Boss battles were always a standout moment in previous Contra games. Sadly, in this one most of these are fairly bland mid-bosses with pretty similar attack patterns. However, you do occasionally face truly epic behemoths which pay homage to the style of encounters the series became legendary for. Still, the brief moments of thrilling action and awe-inspiring boss battles are generally overshadowed by the grind-heavy gameplay. The repetitive gameplay approach is emphasised even further in exploration missions where the goal is to collect as much loot as possible. Even when the core missions try to change things up a bit with different mission objectives, the experience feels largely the same.

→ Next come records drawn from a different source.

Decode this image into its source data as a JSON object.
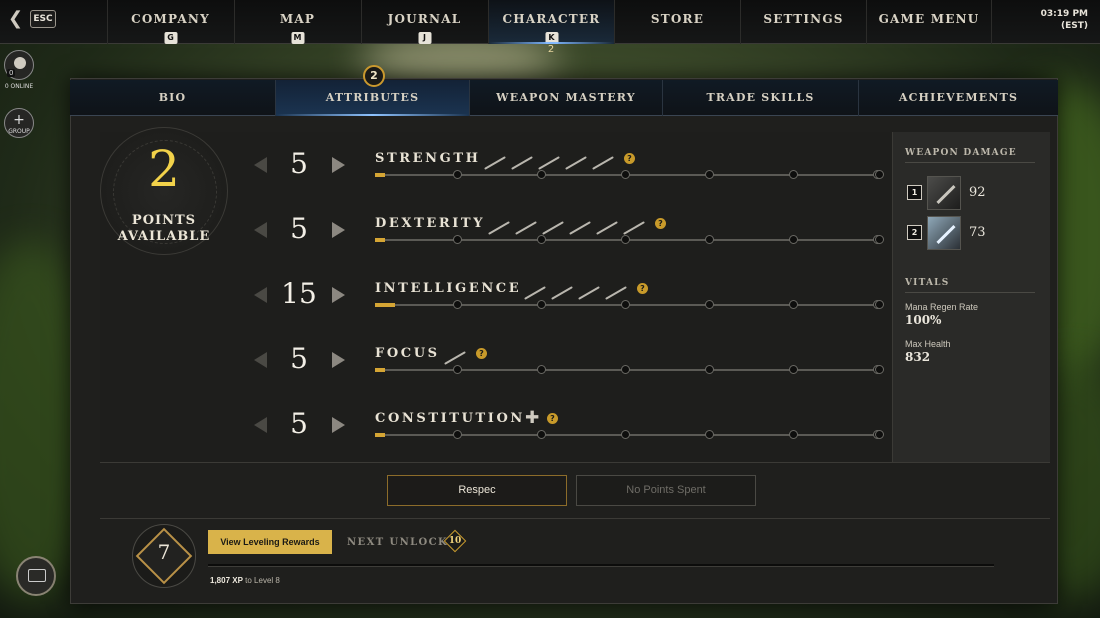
{
  "topnav": {
    "esc_label": "ESC",
    "tabs": [
      {
        "label": "COMPANY",
        "key": "G"
      },
      {
        "label": "MAP",
        "key": "M"
      },
      {
        "label": "JOURNAL",
        "key": "J"
      },
      {
        "label": "CHARACTER",
        "key": "K",
        "badge": "2"
      },
      {
        "label": "STORE",
        "key": ""
      },
      {
        "label": "SETTINGS",
        "key": ""
      },
      {
        "label": "GAME MENU",
        "key": ""
      }
    ],
    "time": "03:19 PM",
    "timezone": "(EST)"
  },
  "side": {
    "social_count": "0",
    "online_label": "0 ONLINE",
    "group_label": "GROUP",
    "group_icon": "+"
  },
  "subtabs": [
    {
      "label": "BIO"
    },
    {
      "label": "ATTRIBUTES",
      "badge": "2"
    },
    {
      "label": "WEAPON MASTERY"
    },
    {
      "label": "TRADE SKILLS"
    },
    {
      "label": "ACHIEVEMENTS"
    }
  ],
  "points": {
    "value": "2",
    "label_line1": "POINTS",
    "label_line2": "AVAILABLE"
  },
  "attributes": [
    {
      "name": "STRENGTH",
      "value": "5",
      "progress": 0.02,
      "icon_count": 5
    },
    {
      "name": "DEXTERITY",
      "value": "5",
      "progress": 0.02,
      "icon_count": 6
    },
    {
      "name": "INTELLIGENCE",
      "value": "15",
      "progress": 0.04,
      "icon_count": 4
    },
    {
      "name": "FOCUS",
      "value": "5",
      "progress": 0.02,
      "icon_count": 1
    },
    {
      "name": "CONSTITUTION",
      "value": "5",
      "progress": 0.02,
      "icon_count": 0
    }
  ],
  "help_icon": "?",
  "weapon_damage": {
    "title": "WEAPON DAMAGE",
    "slots": [
      {
        "key": "1",
        "value": "92"
      },
      {
        "key": "2",
        "value": "73"
      }
    ]
  },
  "vitals": {
    "title": "VITALS",
    "items": [
      {
        "label": "Mana Regen Rate",
        "value": "100%"
      },
      {
        "label": "Max Health",
        "value": "832"
      }
    ]
  },
  "buttons": {
    "respec": "Respec",
    "no_points": "No Points Spent"
  },
  "leveling": {
    "level": "7",
    "rewards_button": "View Leveling Rewards",
    "next_unlock_label": "NEXT UNLOCK",
    "next_unlock_level": "10",
    "xp_amount": "1,807 XP",
    "xp_suffix": "to Level 8",
    "xp_progress": 0.0
  },
  "colors": {
    "accent_gold": "#d9b34a",
    "points_yellow": "#f2d24a",
    "active_blue": "#7fb7ff"
  }
}
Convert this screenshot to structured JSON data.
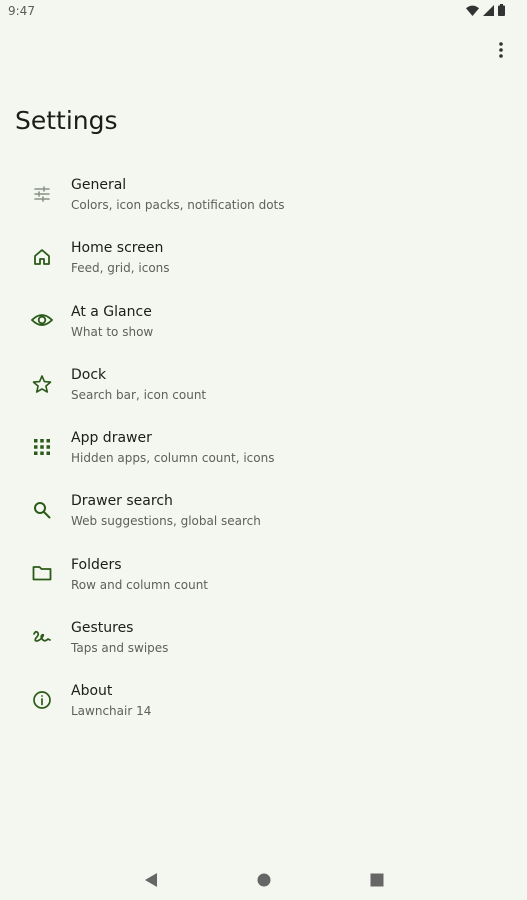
{
  "status_bar": {
    "time": "9:47"
  },
  "header": {
    "title": "Settings"
  },
  "theme": {
    "icon_color": "#2c5a1a",
    "background": "#f3f7ef"
  },
  "settings": [
    {
      "icon": "tune-icon",
      "label": "General",
      "summary": "Colors, icon packs, notification dots"
    },
    {
      "icon": "home-icon",
      "label": "Home screen",
      "summary": "Feed, grid, icons"
    },
    {
      "icon": "eye-icon",
      "label": "At a Glance",
      "summary": "What to show"
    },
    {
      "icon": "star-icon",
      "label": "Dock",
      "summary": "Search bar, icon count"
    },
    {
      "icon": "grid-icon",
      "label": "App drawer",
      "summary": "Hidden apps, column count, icons"
    },
    {
      "icon": "search-icon",
      "label": "Drawer search",
      "summary": "Web suggestions, global search"
    },
    {
      "icon": "folder-icon",
      "label": "Folders",
      "summary": "Row and column count"
    },
    {
      "icon": "gesture-icon",
      "label": "Gestures",
      "summary": "Taps and swipes"
    },
    {
      "icon": "info-icon",
      "label": "About",
      "summary": "Lawnchair 14"
    }
  ]
}
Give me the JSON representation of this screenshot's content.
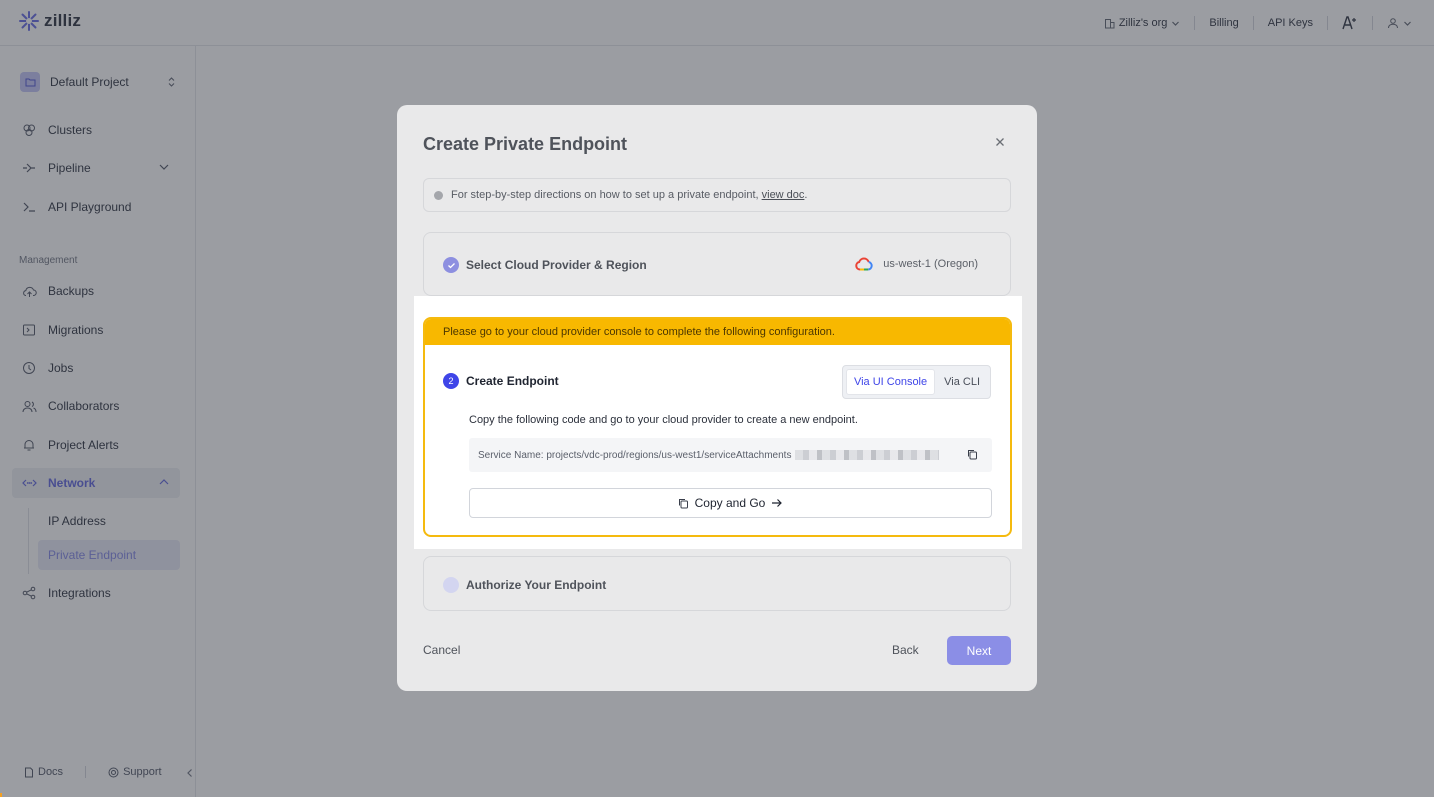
{
  "app": {
    "brand": "zilliz"
  },
  "topnav": {
    "org": "Zilliz's org",
    "billing": "Billing",
    "api_keys": "API Keys"
  },
  "sidebar": {
    "project": "Default Project",
    "items": [
      {
        "label": "Clusters",
        "icon": "clusters-icon"
      },
      {
        "label": "Pipeline",
        "icon": "pipeline-icon"
      },
      {
        "label": "API Playground",
        "icon": "terminal-icon"
      }
    ],
    "management_label": "Management",
    "management_items": [
      {
        "label": "Backups",
        "icon": "cloud-backup-icon"
      },
      {
        "label": "Migrations",
        "icon": "migrations-icon"
      },
      {
        "label": "Jobs",
        "icon": "jobs-icon"
      },
      {
        "label": "Collaborators",
        "icon": "collaborators-icon"
      },
      {
        "label": "Project Alerts",
        "icon": "alerts-icon"
      },
      {
        "label": "Network",
        "icon": "network-icon"
      }
    ],
    "network_sub": [
      {
        "label": "IP Address"
      },
      {
        "label": "Private Endpoint"
      }
    ],
    "integrations": "Integrations",
    "footer": {
      "docs": "Docs",
      "support": "Support"
    }
  },
  "modal": {
    "title": "Create Private Endpoint",
    "info_text": "For step-by-step directions on how to set up a private endpoint,",
    "info_link": "view doc",
    "info_after": ".",
    "step1": {
      "title": "Select Cloud Provider & Region",
      "region": "us-west-1 (Oregon)"
    },
    "step2": {
      "banner": "Please go to your cloud provider console to complete the following configuration.",
      "number": "2",
      "title": "Create Endpoint",
      "tabs": [
        "Via UI Console",
        "Via CLI"
      ],
      "active_tab": "Via UI Console",
      "instruction": "Copy the following code and go to your cloud provider to create a new endpoint.",
      "service_name": "Service Name: projects/vdc-prod/regions/us-west1/serviceAttachments",
      "copy_go": "Copy and Go"
    },
    "step3": {
      "title": "Authorize Your Endpoint"
    },
    "buttons": {
      "cancel": "Cancel",
      "back": "Back",
      "next": "Next"
    }
  },
  "colors": {
    "accent": "#3f45e8",
    "warning": "#f8b800",
    "next_button": "#8b8ee6"
  }
}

Still, despite the bland and repetitive nature of the core game design, there are plenty of gameplay modes on offer here, such as the online and offline co-op modes for up to four players. This is officially the first time Contra has gone fully online, and although just having online co-op would have been plenty, there are dedicated competitive multiplayer modes on offer as well. These offer a different style of gameplay where players can go against each other in a traditional death match affair, and even an interesting mode resembling a football match but with guns. It’s just a shame you will need to find eight players for a match.
Contra: Rogue Corps has a ton of personality and humour in its presentation though, especially the vibrant cast of characters which includes a cyborg panda armed with a machine gun. These characters are interesting, and have different starting weapons, but aside from their special attacks they are mostly identical especially once you get into the upgrades. Despite the art and visuals demonstrating personality and flair, the graphics are mostly underwhelming with the textures and character models looking incredibly dated. The music is standard fair, as it doesn’t really do much to standout, even with the occasional brief cameos of classic Contra music remixes.
If you’re after the Contra of old, then Contra Anniversary Collection has got you covered. If you’re after a pristine 2D action game akin to the Contra of old, then the recent Blazing Chrome will give you the fix you need. If you’re ready to get on with the times and embrace change, then Contra: Rogue Corps will provide entertainment with its own unique interpretation of the Contra spirit. Put it this way, we’ve only recently wanted our favourite classic gaming franchises to go back to exactly what they once were, but a kid from the ‘90s playing the original Contra games was probably dreaming up a sequel as unusual and feature-heavy as what we have right now.
Contra: Rogue Corps on Xbox One is, for better or for worse, a forward-looking sequel which won’t make everyone happy. For what it is, this a twin stick shooter jam-packed with things to do and collect, especially thanks to the comprehensive RPG elements.